He does not have the popularity of billionaire Warren Buffett but his influence is immense: Larry Fink pilots Blackrock, a financial monster of 7.000 billion dollars entrusted by individuals, pension funds or unions.
At 67, this father of three children, still dressed to the nines, wants to use his power to write the breviary of new capitalism while boasting of healing the wounds caused by the old, such as the deepening of social inequalities and the pauperization of the most fragile.
“To prosper over time, any business must not only produce financial results, but also show how it makes a positive contribution to society,” he advocates, in January 2018, in his traditional annual letter to bosses.
On Tuesday, Mr. Fink pledged to make Blackrock a leader in sustainable and responsible investments, in an attempt to respond to criticisms of double play from NGOs.
The progressive image of this important donor of the Democratic Party in the United States contrasts with France, where Blackrock finds himself accused, by opponents of President Macron’s pension reform, of wanting to impose a funded pension scheme.
The categorical and repeated denials of the company, which is not a pension fund and does not offer retirement savings plans, do nothing. BlackRock does not however hesitate to give its analysis on the laws likely to affect the money of its clients, as in this case.
– “Hypocrite” –
Mr. Fink, a partly bald head and thin glasses, has the straightforward talk that sets him apart from other CEOs in Donald Trump’s America, bitterly divided on immigration, guns or climate change.
“Larry Fink is ready to tackle controversial social and political subjects that most of the big bosses want to avoid at all costs,” said Andrew Ross Sorkin, star reporter for the New York Times and CNBC, to AFP.
It doesn’t matter whether the US economy still runs on fossil fuels or whether some of its customers live in regions where climate-skeptics flourish, he recently threatened to oppose directions with little sensitivity to sustainable development. He has the means to be heard: BlackRock is a shareholder of ExxonMobil and Chevron.

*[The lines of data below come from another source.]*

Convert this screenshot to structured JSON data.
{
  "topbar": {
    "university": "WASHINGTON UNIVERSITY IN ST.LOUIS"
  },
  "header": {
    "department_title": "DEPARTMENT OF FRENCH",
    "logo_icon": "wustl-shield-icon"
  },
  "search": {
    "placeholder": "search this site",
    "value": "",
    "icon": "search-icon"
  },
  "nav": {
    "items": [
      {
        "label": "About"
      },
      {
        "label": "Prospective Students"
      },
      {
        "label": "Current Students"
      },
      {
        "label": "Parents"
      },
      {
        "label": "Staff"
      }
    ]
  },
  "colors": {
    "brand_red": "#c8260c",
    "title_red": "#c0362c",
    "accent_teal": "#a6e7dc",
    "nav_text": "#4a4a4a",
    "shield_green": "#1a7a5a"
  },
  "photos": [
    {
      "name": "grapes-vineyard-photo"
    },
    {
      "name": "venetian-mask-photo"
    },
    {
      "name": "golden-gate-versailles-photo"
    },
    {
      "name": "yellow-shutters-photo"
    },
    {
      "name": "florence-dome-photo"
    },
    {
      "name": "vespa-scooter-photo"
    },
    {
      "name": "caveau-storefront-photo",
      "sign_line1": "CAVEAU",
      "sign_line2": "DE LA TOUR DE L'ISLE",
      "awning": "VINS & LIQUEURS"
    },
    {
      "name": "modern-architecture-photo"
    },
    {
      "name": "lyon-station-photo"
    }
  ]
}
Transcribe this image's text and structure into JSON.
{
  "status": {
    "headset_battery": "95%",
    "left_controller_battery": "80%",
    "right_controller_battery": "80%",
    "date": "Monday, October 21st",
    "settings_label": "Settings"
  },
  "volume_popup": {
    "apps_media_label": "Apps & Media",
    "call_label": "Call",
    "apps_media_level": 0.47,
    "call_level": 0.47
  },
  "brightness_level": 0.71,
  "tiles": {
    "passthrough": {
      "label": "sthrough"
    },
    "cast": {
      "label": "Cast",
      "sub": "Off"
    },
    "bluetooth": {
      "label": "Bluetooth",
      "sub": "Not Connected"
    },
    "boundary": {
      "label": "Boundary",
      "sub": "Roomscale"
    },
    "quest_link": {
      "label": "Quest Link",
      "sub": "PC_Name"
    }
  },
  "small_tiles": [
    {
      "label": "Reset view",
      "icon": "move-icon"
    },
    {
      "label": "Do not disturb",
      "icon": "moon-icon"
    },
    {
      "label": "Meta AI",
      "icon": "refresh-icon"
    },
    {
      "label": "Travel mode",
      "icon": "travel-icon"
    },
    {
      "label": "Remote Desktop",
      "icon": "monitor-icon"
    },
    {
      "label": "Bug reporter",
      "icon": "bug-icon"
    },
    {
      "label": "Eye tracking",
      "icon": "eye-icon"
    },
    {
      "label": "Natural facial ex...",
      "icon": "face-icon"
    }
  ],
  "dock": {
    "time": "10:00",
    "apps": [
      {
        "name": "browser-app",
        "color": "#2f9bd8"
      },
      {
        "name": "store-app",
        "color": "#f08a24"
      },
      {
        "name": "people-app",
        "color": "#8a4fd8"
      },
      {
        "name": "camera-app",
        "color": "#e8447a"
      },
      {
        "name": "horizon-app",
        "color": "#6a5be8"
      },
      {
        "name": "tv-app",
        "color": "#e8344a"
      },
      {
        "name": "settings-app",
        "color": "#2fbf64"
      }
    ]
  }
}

For billionaire Samuel Zell, Larry Fink is “extraordinarily hypocritical”.
“When you use people’s money to promote a point of view with which they might disagree, it is crossing the red line”, for his part castigates Charles Elson, specialist in governance issues at the University of Delaware.
– De Black Monday à Blackrock –
Larry Fink co-founded BlackRock with another titan of American finance, Stephen Schwarzman, in 1988, almost a year after “Black Monday”, the day of October 19, 1987 when Wall Street collapsed.
The goal is not only to invest other people’s money but to give them sophisticated tools to manage it.
BlackRock has created a risk assessment system called Aladdin, which is thousands of computers that monitor and examine every financial product to determine how it might be affected by events of all kinds.
Seduced, the American authorities will turn to Larry Fink during the 2008 crisis to assess and help administer the toxic assets of companies over which the federal government has taken control.
BlackRock will thus watch over the 130 billion dollars of rotten assets of the bankrupt insurer AIG and the 1,200 billion dollars of financial products backed by mortgages of the mortgage refinancing agencies Fannie Mae and Freddie Mac.
– More powerful than Bolloré –
Larry Fink “is one of the most powerful men on Wall Street,” said William Cohan, a former investment banker. “Imagine when Vincent Bolloré was in the sky. Larry Fink is 100 times more powerful than that”.
“He controls a lot of businesses, a lot of jobs and a lot of businesses,” Cohan says.
BlackRock, which manages $ 7.429 billion in assets, owns shares in all CAC 40 companies.
The CEO of a large American bank told AFP that he could not comment on Larry Fink because he was expected to ask for his support soon in order to keep his post.
Yet Mr. Fink had a long journey through the desert.
Freshly graduated from the University of California (UCLA), he began his career on Wall Street in 1976 at the investment bank First Boston.
He is then responsible for designing the financial products backed by mortgage loans. Legend has it that he developed, with another trader, Lewis Ranieri, the debt securitization market, used by traders to fabricate the subprimes that caused the 2008 financial crisis.
This collector of American popular art then experienced a meteoric rise, but the fall was just as spectacular.
In 1986, he speculated on an interest rate hike, but the reverse happened. The losses are colossal. Fallen out of favor, Mr. Fink left the firm two years later.
This exit is, with the purchase of Lehman Brothers shares, three months before the bank’s resounding bankruptcy, and the bankruptcy in 2010 of a New York residential apartment complex, bought at a high price, one of its most big failures.
Mr. Fink declined AFP’s solicitations but his entourage responded by e-mail and telephone to questions.